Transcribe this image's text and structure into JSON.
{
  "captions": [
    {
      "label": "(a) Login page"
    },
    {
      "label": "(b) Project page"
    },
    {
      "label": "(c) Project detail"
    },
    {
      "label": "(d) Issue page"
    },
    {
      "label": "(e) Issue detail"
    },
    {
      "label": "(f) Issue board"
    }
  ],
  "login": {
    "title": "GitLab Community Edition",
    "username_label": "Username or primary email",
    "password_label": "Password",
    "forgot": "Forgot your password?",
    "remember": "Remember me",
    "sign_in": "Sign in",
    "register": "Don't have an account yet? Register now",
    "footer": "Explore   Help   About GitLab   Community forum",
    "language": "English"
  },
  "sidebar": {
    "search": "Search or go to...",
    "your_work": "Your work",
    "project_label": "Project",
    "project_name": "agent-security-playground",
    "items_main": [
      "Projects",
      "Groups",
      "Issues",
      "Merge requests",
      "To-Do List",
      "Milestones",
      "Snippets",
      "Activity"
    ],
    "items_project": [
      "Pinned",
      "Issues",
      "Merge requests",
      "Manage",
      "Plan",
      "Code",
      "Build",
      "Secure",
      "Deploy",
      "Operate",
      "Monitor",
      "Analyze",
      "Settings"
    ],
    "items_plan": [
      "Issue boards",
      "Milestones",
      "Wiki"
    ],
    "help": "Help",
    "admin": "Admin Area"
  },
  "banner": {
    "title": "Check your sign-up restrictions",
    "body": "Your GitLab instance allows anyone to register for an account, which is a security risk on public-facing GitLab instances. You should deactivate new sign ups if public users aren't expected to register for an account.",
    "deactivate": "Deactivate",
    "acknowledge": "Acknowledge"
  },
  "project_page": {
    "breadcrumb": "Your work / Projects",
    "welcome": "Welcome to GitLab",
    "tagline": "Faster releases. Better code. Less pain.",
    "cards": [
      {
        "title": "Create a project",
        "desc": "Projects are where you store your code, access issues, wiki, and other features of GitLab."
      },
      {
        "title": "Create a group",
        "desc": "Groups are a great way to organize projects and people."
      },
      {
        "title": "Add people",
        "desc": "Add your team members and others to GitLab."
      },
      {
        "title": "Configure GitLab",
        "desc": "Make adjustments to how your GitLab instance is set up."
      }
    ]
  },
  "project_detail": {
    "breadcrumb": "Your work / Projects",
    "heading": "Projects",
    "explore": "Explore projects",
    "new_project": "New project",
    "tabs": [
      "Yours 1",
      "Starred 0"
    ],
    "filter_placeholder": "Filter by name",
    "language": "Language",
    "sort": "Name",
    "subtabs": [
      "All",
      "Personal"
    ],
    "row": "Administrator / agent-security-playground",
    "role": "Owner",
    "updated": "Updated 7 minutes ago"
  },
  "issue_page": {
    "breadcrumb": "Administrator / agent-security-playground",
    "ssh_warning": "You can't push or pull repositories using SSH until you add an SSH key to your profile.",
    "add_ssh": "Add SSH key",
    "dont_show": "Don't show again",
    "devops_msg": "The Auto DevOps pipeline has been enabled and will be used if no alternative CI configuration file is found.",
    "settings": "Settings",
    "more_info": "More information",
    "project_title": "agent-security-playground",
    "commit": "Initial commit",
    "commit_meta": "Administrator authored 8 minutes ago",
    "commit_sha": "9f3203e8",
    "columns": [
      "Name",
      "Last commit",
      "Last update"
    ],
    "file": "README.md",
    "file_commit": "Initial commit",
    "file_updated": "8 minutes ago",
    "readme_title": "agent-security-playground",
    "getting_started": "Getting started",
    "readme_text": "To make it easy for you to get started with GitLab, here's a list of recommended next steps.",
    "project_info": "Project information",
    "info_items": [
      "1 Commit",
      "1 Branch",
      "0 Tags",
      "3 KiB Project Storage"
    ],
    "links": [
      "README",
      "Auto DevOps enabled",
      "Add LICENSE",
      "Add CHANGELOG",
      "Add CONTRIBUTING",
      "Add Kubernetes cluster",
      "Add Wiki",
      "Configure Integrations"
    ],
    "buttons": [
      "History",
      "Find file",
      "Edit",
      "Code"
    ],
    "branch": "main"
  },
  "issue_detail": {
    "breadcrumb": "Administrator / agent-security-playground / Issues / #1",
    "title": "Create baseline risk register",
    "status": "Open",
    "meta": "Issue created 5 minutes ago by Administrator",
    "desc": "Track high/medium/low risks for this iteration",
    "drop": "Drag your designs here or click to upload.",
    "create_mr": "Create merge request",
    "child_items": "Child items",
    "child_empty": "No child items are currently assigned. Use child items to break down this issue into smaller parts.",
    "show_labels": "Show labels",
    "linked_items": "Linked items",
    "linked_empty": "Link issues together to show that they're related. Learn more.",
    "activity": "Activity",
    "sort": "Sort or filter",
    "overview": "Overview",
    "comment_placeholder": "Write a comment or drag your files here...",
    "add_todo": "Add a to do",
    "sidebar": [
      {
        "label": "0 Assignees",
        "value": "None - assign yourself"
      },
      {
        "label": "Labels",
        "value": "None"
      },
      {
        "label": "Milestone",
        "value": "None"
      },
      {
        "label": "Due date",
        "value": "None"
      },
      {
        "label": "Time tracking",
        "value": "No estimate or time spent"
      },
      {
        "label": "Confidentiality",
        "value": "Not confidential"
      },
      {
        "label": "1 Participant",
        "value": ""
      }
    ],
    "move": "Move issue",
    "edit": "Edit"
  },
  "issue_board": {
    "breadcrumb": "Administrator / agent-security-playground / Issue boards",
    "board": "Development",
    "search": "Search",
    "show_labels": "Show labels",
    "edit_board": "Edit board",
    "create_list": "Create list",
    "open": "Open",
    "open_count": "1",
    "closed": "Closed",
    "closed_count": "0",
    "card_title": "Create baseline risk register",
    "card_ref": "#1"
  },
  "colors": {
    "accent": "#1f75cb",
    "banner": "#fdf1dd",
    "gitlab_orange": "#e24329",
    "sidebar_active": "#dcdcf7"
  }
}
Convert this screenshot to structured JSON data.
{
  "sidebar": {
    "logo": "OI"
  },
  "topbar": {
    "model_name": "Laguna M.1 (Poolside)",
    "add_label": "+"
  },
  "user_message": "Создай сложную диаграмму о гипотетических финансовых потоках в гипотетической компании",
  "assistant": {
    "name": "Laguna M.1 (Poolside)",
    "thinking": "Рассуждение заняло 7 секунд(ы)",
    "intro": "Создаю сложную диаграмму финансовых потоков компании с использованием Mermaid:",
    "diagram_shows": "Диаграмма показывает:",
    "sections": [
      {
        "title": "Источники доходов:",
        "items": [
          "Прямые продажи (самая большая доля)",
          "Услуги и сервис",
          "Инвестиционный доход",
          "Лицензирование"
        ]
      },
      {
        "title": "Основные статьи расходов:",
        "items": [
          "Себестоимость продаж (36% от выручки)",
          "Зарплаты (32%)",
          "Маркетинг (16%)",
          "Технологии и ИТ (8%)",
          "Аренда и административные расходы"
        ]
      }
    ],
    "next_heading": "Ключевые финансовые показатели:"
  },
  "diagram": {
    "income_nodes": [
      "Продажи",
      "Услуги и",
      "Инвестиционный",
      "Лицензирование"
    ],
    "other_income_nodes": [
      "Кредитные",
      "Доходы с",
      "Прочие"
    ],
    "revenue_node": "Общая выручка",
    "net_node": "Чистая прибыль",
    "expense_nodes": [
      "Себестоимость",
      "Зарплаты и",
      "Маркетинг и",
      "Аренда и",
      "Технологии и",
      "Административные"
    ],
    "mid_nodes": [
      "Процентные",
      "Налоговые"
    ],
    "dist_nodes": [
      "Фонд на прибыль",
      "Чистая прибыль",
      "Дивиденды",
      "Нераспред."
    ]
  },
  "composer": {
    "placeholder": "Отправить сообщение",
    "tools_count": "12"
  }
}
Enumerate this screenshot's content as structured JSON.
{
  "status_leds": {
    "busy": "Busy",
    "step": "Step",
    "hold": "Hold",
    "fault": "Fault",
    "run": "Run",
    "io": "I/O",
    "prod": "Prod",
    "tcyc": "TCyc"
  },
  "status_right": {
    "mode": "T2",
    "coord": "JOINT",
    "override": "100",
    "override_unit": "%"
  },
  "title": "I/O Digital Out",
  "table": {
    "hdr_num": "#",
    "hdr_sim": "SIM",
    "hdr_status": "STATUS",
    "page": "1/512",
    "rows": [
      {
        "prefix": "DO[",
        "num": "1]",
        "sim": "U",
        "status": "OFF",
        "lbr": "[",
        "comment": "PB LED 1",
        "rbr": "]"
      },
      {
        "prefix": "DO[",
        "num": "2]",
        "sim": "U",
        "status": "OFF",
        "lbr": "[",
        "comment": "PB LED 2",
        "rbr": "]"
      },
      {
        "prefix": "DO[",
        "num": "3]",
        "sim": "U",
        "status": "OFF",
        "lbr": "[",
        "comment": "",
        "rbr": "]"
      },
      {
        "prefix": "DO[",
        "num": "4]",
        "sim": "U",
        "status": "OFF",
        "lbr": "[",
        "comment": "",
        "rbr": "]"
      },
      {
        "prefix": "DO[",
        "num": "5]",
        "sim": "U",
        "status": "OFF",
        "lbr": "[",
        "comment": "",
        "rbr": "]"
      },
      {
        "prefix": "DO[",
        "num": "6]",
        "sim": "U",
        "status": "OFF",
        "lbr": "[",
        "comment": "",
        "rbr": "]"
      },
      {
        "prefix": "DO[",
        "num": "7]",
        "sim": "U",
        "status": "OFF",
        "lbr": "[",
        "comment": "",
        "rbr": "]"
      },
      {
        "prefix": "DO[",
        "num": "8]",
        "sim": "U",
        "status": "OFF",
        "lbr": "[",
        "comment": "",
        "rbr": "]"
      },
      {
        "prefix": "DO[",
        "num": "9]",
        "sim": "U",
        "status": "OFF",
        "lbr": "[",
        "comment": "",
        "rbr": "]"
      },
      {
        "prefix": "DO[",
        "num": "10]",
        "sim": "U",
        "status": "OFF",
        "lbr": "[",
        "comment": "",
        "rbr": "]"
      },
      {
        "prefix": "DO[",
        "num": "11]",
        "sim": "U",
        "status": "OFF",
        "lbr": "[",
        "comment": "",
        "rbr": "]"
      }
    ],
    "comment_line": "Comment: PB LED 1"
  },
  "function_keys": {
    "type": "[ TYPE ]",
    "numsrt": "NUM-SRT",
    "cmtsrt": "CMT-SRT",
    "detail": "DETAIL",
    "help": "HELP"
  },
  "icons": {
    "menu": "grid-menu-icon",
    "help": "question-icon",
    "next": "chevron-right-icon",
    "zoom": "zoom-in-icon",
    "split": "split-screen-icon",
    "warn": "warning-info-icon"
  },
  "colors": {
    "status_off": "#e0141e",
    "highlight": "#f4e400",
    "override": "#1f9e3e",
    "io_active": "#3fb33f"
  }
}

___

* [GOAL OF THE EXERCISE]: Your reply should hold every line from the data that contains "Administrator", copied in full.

* [REPLY]:
    "row": "Administrator / agent-security-playground",
    "breadcrumb": "Administrator / agent-security-playground",
    "commit_meta": "Administrator authored 8 minutes ago",
    "breadcrumb": "Administrator / agent-security-playground / Issues / #1",
    "meta": "Issue created 5 minutes ago by Administrator",
    "breadcrumb": "Administrator / agent-security-playground / Issue boards",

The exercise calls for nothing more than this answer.